Posts by Rachelle Dené Poth

EdTech

Innovation: Creating and Learning in AR, VR

As a long-standing fan of technology and the endless possibilities, any time I learn about a new tool, I either immediately create an account and try to figure it out on my own or I learn just enough about it to get my students started working on something.

Equity & Access

Working with Special Needs Students: What Do All Teachers Need to Know?

All teachers need to be invested in providing for all students. We also need to make sure that the families have access to the information and resources they need in order to provide support at home as well. By setting up a means of communicating with our colleagues, the families, and continuing to look for and share resources, it becomes easier to facilitate the best possible learning opportunities for all students.

Personalized Learning

Personalized Learning Experiences: Why? And How?

There are many ways to provide personalized learning experiences within a classroom through a mixture of technology and simply shifting the focus of some traditional instructional methods and activities. Here are a few ways to get started.

Personalized Learning

Why We All Need Mentors and How to Make it Happen

By: Rachelle Dene Poth. What are some of the qualities that they had which made them a good mentor and why? For me, I felt comfortable talking with my mentor, being open to the feedback that I would receive, and I knew that my mentor was available to support me when I needed.

EdTech

12 Digital Tools to Try in the Classroom

Rachelle Dene Poth had her own list of the tools that she found made a big difference in her classroom but decided to ask her students for their input. Here are the top 12 tools she and her students thought made the biggest difference.

Personalized Learning

Practical Ways to bring SEL into the Classroom

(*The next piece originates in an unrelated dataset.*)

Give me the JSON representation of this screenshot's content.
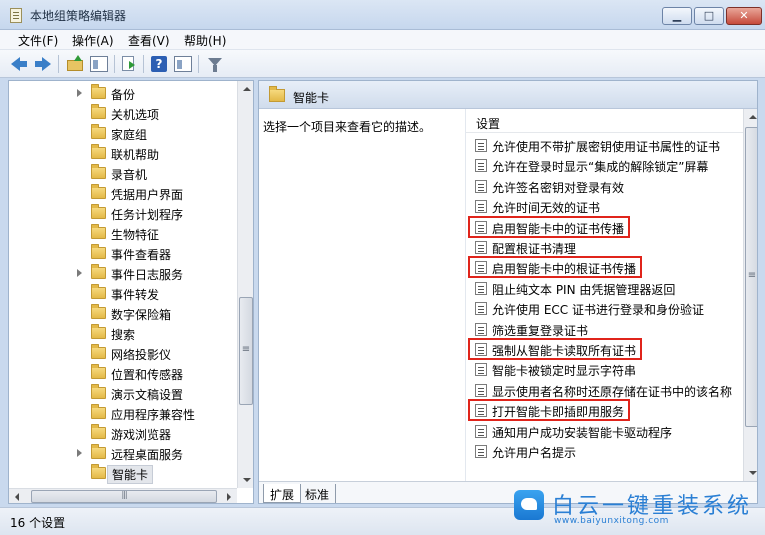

Toward the end of the past school year, I noticed some changes in student behavior. There was a decrease in student engagement, and especially while I responded to the question of a student seated close to me, students around the room became distracted or stopped listening.